● **Supplied records**
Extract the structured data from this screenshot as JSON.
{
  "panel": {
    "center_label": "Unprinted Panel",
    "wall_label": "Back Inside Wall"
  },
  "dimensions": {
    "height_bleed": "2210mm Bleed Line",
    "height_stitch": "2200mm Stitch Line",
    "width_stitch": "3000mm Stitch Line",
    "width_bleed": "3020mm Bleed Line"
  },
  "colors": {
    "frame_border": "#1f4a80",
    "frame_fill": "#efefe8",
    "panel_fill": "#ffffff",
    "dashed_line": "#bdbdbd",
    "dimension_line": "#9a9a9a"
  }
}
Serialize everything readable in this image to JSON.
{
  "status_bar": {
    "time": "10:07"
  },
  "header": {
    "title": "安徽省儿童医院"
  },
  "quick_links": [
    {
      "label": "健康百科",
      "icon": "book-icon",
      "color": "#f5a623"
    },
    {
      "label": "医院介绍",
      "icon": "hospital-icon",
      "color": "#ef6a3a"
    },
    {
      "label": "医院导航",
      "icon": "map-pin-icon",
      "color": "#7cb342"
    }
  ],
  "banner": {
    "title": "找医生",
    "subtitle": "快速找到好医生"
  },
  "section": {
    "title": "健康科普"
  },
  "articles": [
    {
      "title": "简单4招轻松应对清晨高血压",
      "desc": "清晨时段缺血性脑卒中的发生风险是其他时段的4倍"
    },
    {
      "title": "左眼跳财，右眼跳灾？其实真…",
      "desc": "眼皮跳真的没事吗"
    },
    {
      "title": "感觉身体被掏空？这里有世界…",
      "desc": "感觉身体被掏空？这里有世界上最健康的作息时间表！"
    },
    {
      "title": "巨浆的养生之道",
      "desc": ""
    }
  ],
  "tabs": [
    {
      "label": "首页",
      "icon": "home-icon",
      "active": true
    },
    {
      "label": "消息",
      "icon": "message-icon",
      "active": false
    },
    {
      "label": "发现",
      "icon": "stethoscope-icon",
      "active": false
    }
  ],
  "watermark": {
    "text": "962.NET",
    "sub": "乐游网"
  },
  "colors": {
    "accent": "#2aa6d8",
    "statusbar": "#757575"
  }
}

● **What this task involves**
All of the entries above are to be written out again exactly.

● **Exercise response**
Extract the structured data from this screenshot as JSON.
{
  "panel": {
    "center_label": "Unprinted Panel",
    "wall_label": "Back Inside Wall"
  },
  "dimensions": {
    "height_bleed": "2210mm Bleed Line",
    "height_stitch": "2200mm Stitch Line",
    "width_stitch": "3000mm Stitch Line",
    "width_bleed": "3020mm Bleed Line"
  },
  "colors": {
    "frame_border": "#1f4a80",
    "frame_fill": "#efefe8",
    "panel_fill": "#ffffff",
    "dashed_line": "#bdbdbd",
    "dimension_line": "#9a9a9a"
  }
}
Serialize everything readable in this image to JSON.
{
  "status_bar": {
    "time": "10:07"
  },
  "header": {
    "title": "安徽省儿童医院"
  },
  "quick_links": [
    {
      "label": "健康百科",
      "icon": "book-icon",
      "color": "#f5a623"
    },
    {
      "label": "医院介绍",
      "icon": "hospital-icon",
      "color": "#ef6a3a"
    },
    {
      "label": "医院导航",
      "icon": "map-pin-icon",
      "color": "#7cb342"
    }
  ],
  "banner": {
    "title": "找医生",
    "subtitle": "快速找到好医生"
  },
  "section": {
    "title": "健康科普"
  },
  "articles": [
    {
      "title": "简单4招轻松应对清晨高血压",
      "desc": "清晨时段缺血性脑卒中的发生风险是其他时段的4倍"
    },
    {
      "title": "左眼跳财，右眼跳灾？其实真…",
      "desc": "眼皮跳真的没事吗"
    },
    {
      "title": "感觉身体被掏空？这里有世界…",
      "desc": "感觉身体被掏空？这里有世界上最健康的作息时间表！"
    },
    {
      "title": "巨浆的养生之道",
      "desc": ""
    }
  ],
  "tabs": [
    {
      "label": "首页",
      "icon": "home-icon",
      "active": true
    },
    {
      "label": "消息",
      "icon": "message-icon",
      "active": false
    },
    {
      "label": "发现",
      "icon": "stethoscope-icon",
      "active": false
    }
  ],
  "watermark": {
    "text": "962.NET",
    "sub": "乐游网"
  },
  "colors": {
    "accent": "#2aa6d8",
    "statusbar": "#757575"
  }
}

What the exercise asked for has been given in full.